Panio: When “Water Lilies” was exhibited, what was the public reaction?

Ross: Initially it wasn’t favorable. No one knew what to make of them. A lot of critics said that these huge works were an artistic mistake. There was lots of color but not a lot of solid form—light, shadows, reflections, clouds, all of these impalpable things dissolving and reforming before our eyes.

That was not the way art was going in the 1920s, because of course Cubism was at its height: solid forms and hard edges, things like that. Monet wasn’t putting any of that in these paintings. The reviews were quite harsh. Monet was dead by this point—probably fortunately.

Panio: When did the public consensus change?

Ross: In the late 1940s/early 1950s, there was a 180-degree turn in the critical evaluations of these works. Suddenly, they became very, very hot property.

All of the art museums in the United States and Europe wanted to get their hands on these huge wrap-around paintings which, for the previous 25 years, had been rolled up in storage in Giverny where no one had been looking at them. No one had been looking at them in the Orangerie [museum where they were being shown] either, because the Orangerie wasn’t part of the tourist trail in Paris. The paintings were badly lit. They weren’t really taken care of.

Since the 50s, however, Monet’s reputation for these late paintings has never dipped. They’ve been seen for decades as his greatest achievement.

water-lilies-1919-1
“As radical and innovative as he was in his 20s and 30s, he was even more radical and innovative in his 70s and 80s.”

Panio: The way that Monet’s paintings came back into prominence in the early 50s made me wonder: is this a pattern in art history, where a generation repudiates everything that came directly before it—because you have to if you’re going to create your own voice and style—but then the subsequent generation re-embraces that first generation’s work? It reminds me of how grandparents and grandchildren get along very well.

Ross: It’s exactly like that. That’s the way the oscillation works. It is a generational thing that you have to reject. If you’re an artist or a writer, you reject your parents’ generation.
Then, looking for guidance, you join hands with the generation before them, that they have rejected. It is cyclical in that way.

By the 50s, in America, for example, the abstract Expressionists wanted to get away from Cubism. Jackson Pollock, Rothko, Robert Motherwell, people like that wanted to find a new form of artistic expression which would take them beyond what the Cubists had been doing. They wanted to look at other things.

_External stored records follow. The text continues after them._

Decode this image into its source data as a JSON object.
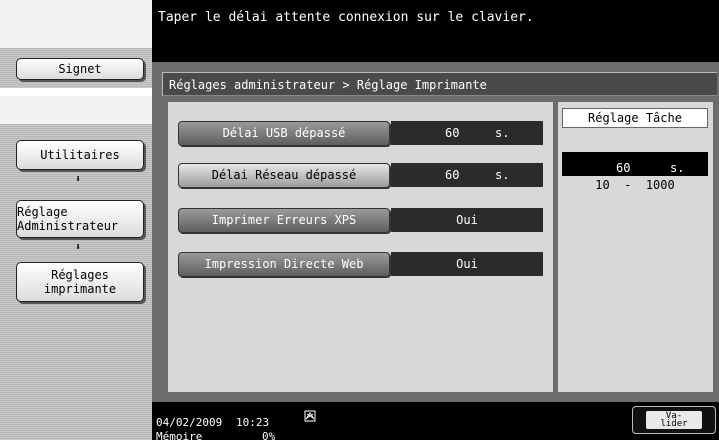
{
  "message": "Taper le délai attente connexion sur le clavier.",
  "sidebar": {
    "bookmark_label": "Signet",
    "utilities_label": "Utilitaires",
    "admin_label": "Réglage\nAdministrateur",
    "printer_label": "Réglages\nimprimante",
    "arrow_glyph": "⬇"
  },
  "breadcrumb": "Réglages administrateur  > Réglage Imprimante",
  "rows": [
    {
      "label": "Délai USB dépassé",
      "value": "60",
      "unit": "s."
    },
    {
      "label": "Délai Réseau dépassé",
      "value": "60",
      "unit": "s."
    },
    {
      "label": "Imprimer Erreurs XPS",
      "value": "Oui"
    },
    {
      "label": "Impression Directe Web",
      "value": "Oui"
    }
  ],
  "setting_panel": {
    "title": "Réglage Tâche",
    "current_value": "60",
    "unit": "s.",
    "range": "10  -  1000"
  },
  "status": {
    "date": "04/02/2009",
    "time": "10:23",
    "memory_label": "Mémoire",
    "memory_value": "0%"
  },
  "validate_label": "Va-\nlider"
}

Jackson Pollock had not seen Monet’s large laid canvases. But with his all-over drip paintings, the action paintings, he came to an aesthetic which was coincidentally very similar to Monet’s. When trying to rid himself of various other influences, he arrived at the same artistic point Monet had reached a number of decades earlier.

Panio: Did Monet worry about his place in history or did he feel secure?

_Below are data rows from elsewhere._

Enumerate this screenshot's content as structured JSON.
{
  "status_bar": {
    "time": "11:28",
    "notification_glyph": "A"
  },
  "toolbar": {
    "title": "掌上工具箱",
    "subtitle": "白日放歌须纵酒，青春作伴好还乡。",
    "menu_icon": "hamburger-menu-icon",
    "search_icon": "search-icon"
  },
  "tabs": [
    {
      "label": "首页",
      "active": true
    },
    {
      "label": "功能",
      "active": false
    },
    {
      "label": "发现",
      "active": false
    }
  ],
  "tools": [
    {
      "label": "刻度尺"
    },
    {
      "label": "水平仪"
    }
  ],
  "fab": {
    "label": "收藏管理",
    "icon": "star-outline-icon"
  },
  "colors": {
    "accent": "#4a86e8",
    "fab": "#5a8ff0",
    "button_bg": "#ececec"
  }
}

Ross: He did worry about it—rightfully so, because he knew of various artists who’d had very high reputations yet after their deaths, their reputations completely collapsed. In one of my earlier books, Judgement of Paris, I talk about Ernest Meissonier, the great antagonist of the Impressionists in the 1860s and 1870s. Meissonier had a colossal reputation. After his death in 1891, no one looked at his paintings. Very few people have looked at his paintings since then.
Monet knew of Meissonier: there were comparisons made because Monet was this very vigorous painter with a big, white beard who lived in the countryside outside of Paris, just like Meissonier.

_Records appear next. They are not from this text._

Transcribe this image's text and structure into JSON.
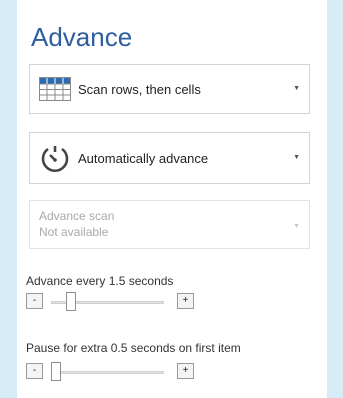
{
  "panel": {
    "title": "Advance"
  },
  "scan_mode": {
    "label": "Scan rows, then cells",
    "icon": "grid-icon"
  },
  "advance_mode": {
    "label": "Automatically advance",
    "icon": "timer-icon"
  },
  "advance_scan": {
    "title": "Advance scan",
    "status": "Not available",
    "disabled": true
  },
  "advance_every": {
    "label": "Advance every 1.5 seconds",
    "minus": "-",
    "plus": "+",
    "value_fraction": 0.15
  },
  "pause_first": {
    "label": "Pause for extra 0.5 seconds on first item",
    "minus": "-",
    "plus": "+",
    "value_fraction": 0.0
  },
  "colors": {
    "background": "#d6ecf6",
    "title": "#2e5e9e",
    "grid_icon": "#2d6bb3"
  }
}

Ultimately Monet’s reputation was safe because Impressionism was such an important art movement. Monet was always going to be part of that. It was what he did with the late part of his career, however, what he was doing with the water lilies, that showed he could still push the boundaries and do adventurous, extremely ambitious works. As radical and innovative as he was in his 20s and 30s, he was even more radical and innovative in his 70s and 80s. I think there are almost no artists that you can say that about.

This conversation has been edited and condensed.